a) Update to the CIHR Open Access Policy
Starting January 2013, CIHR-funded researchers will be required to make their peer-reviewed publications freely accessible within 12 months of publication – at the latest. Amendments to the CIHR Open Access Policy, formerly known as the Policy on Access to Research Outputs, modify current requirements to provide the public with freely accessible research articles while aligning with other major funding agencies, such as the US National Institutes of Health. Researchers can comply with the green open access policy by depositing the articles in an archive, such as PubMed Central Canada or an institutional repository, and/or by publishing results in an open access journal.
While the CIHR Open Access Policy provides researchers with clear guidance on CIHR’s minimum expectation, in the spirit of public benefits of research, CIHR continues to encourage researchers to make their publications accessible for free as soon as possible after publication.
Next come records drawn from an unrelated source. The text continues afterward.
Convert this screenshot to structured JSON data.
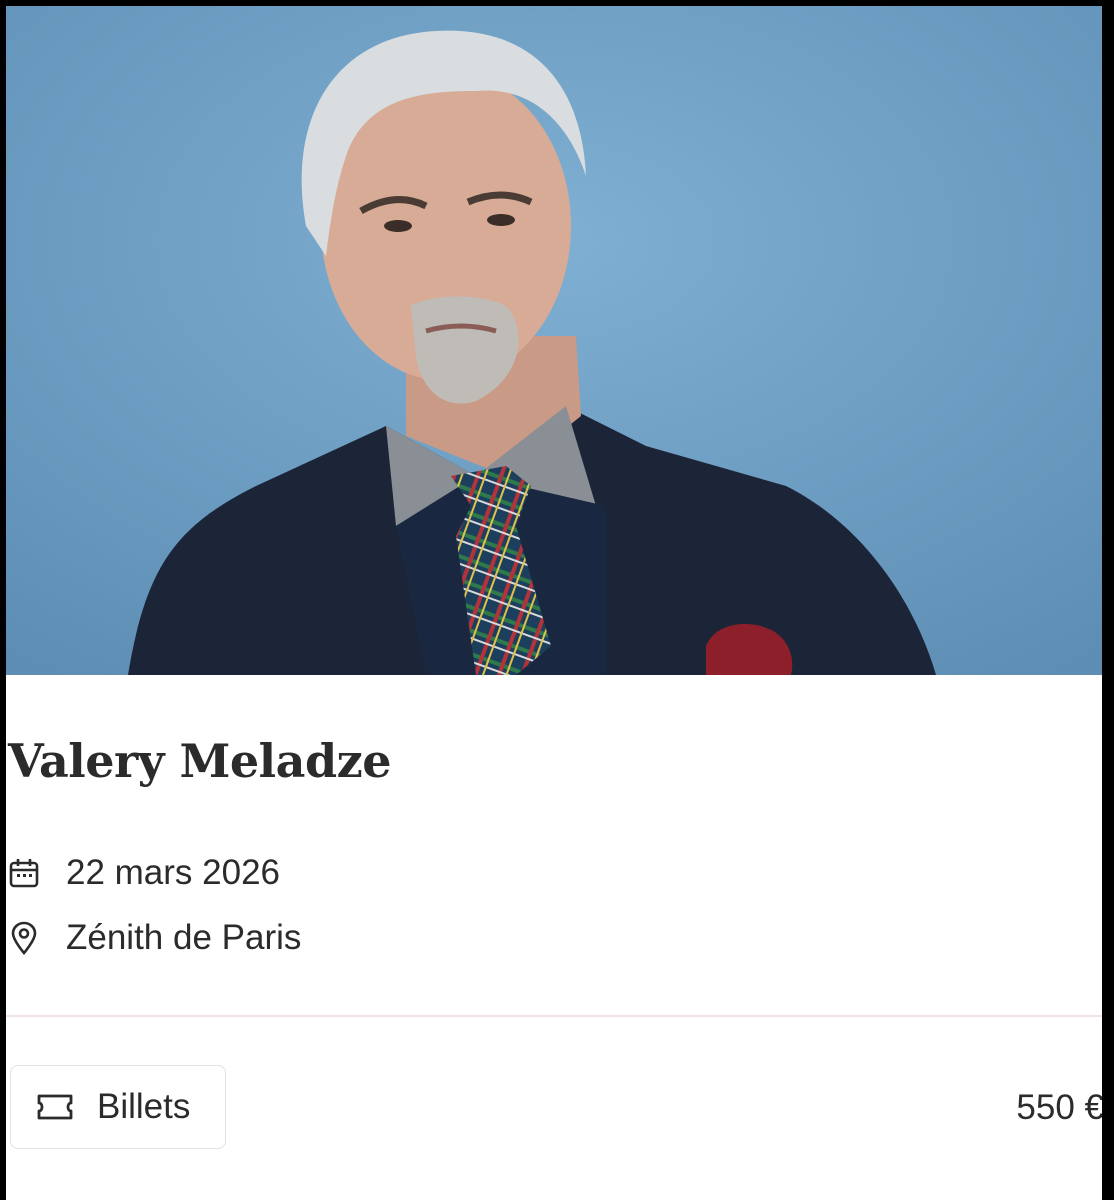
{
  "event": {
    "artist_photo_icon": "portrait-photo",
    "title": "Valery Meladze",
    "date_icon": "calendar-icon",
    "date": "22 mars 2026",
    "venue_icon": "map-pin-icon",
    "venue": "Zénith de Paris"
  },
  "tickets": {
    "icon": "ticket-icon",
    "button_label": "Billets",
    "price": "550 €"
  },
  "colors": {
    "photo_background": "#6f9fc2",
    "text": "#2b2b2b",
    "divider": "#f1e3ee"
  }
}
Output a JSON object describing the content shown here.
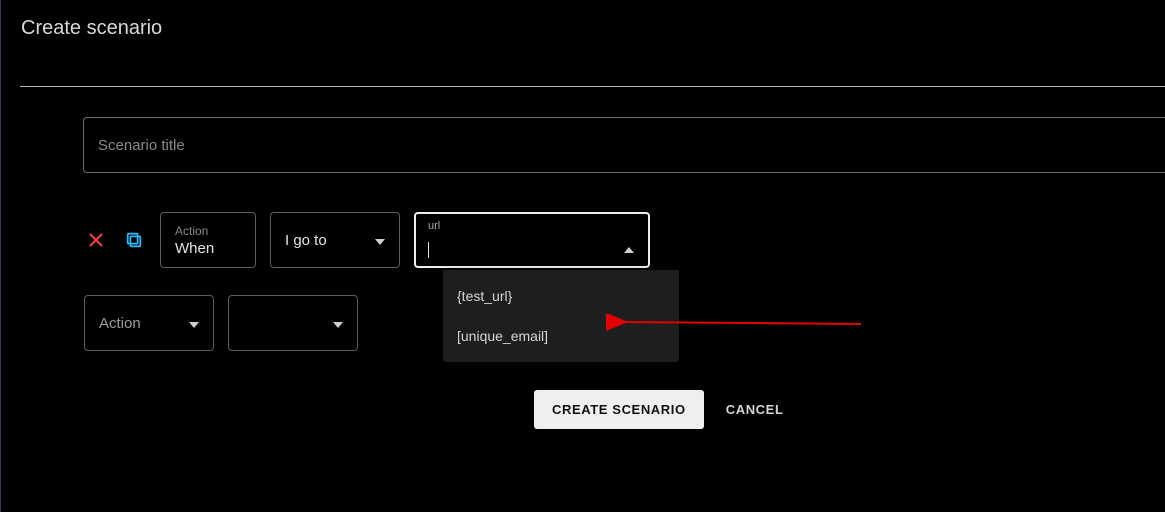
{
  "header": {
    "title": "Create scenario"
  },
  "form": {
    "title_placeholder": "Scenario title",
    "title_value": ""
  },
  "step1": {
    "action_label": "Action",
    "action_value": "When",
    "verb": "I go to",
    "url_label": "url",
    "url_value": "",
    "options": [
      "{test_url}",
      "[unique_email]"
    ]
  },
  "step2": {
    "action_placeholder": "Action"
  },
  "buttons": {
    "create": "CREATE SCENARIO",
    "cancel": "CANCEL"
  },
  "colors": {
    "delete_icon": "#f44336",
    "copy_icon": "#29b6f6",
    "annotation_arrow": "#e50000"
  }
}
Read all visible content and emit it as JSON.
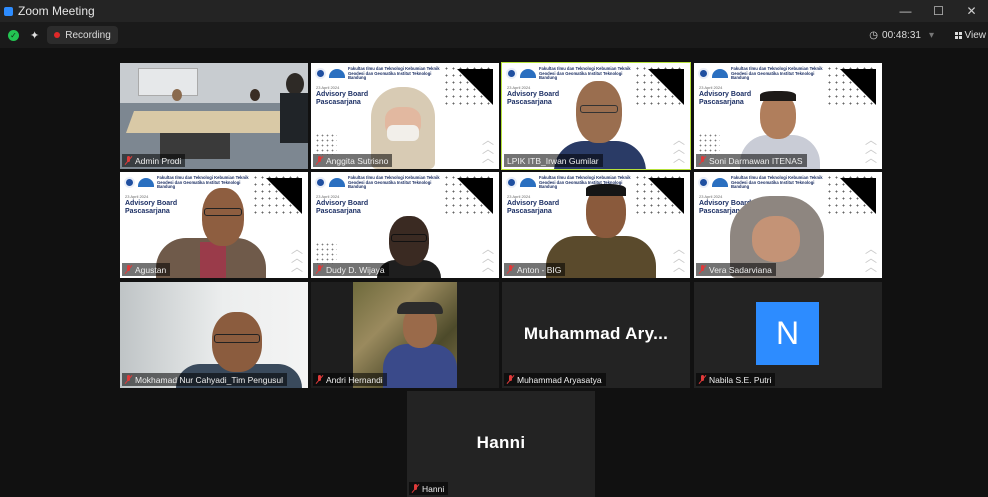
{
  "window": {
    "title": "Zoom Meeting",
    "controls": [
      "—",
      "☐",
      "✕"
    ]
  },
  "toolbar": {
    "recording_label": "Recording",
    "timer": "00:48:31",
    "view_label": "View"
  },
  "slide": {
    "header": "Fakultas Ilmu dan Teknologi Kebumian Teknik Geodesi dan Geomatika Institut Teknologi Bandung",
    "logo_text": "ASIIN",
    "date": "23 April 2024",
    "title": "Advisory Board Pascasarjana"
  },
  "participants": [
    {
      "name": "Admin Prodi"
    },
    {
      "name": "Anggita Sutrisno"
    },
    {
      "name": "LPIK ITB_Irwan Gumilar"
    },
    {
      "name": "Soni Darmawan ITENAS"
    },
    {
      "name": "Agustan"
    },
    {
      "name": "Dudy D. Wijaya"
    },
    {
      "name": "Anton - BIG"
    },
    {
      "name": "Vera Sadarviana"
    },
    {
      "name": "Mokhamad Nur Cahyadi_Tim Pengusul"
    },
    {
      "name": "Andri Hernandi"
    },
    {
      "name": "Muhammad Aryasatya",
      "display": "Muhammad  Ary..."
    },
    {
      "name": "Nabila S.E. Putri",
      "avatar_letter": "N"
    },
    {
      "name": "Hanni",
      "display": "Hanni"
    }
  ],
  "colors": {
    "active_speaker": "#b6e13a",
    "avatar": "#2d8cff",
    "mute": "#e03a3a"
  }
}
Compliance with the policy will continue to be monitored through end of grant reporting.
The revised Open Access Policy is available online:
For further information, please contact email@example.com.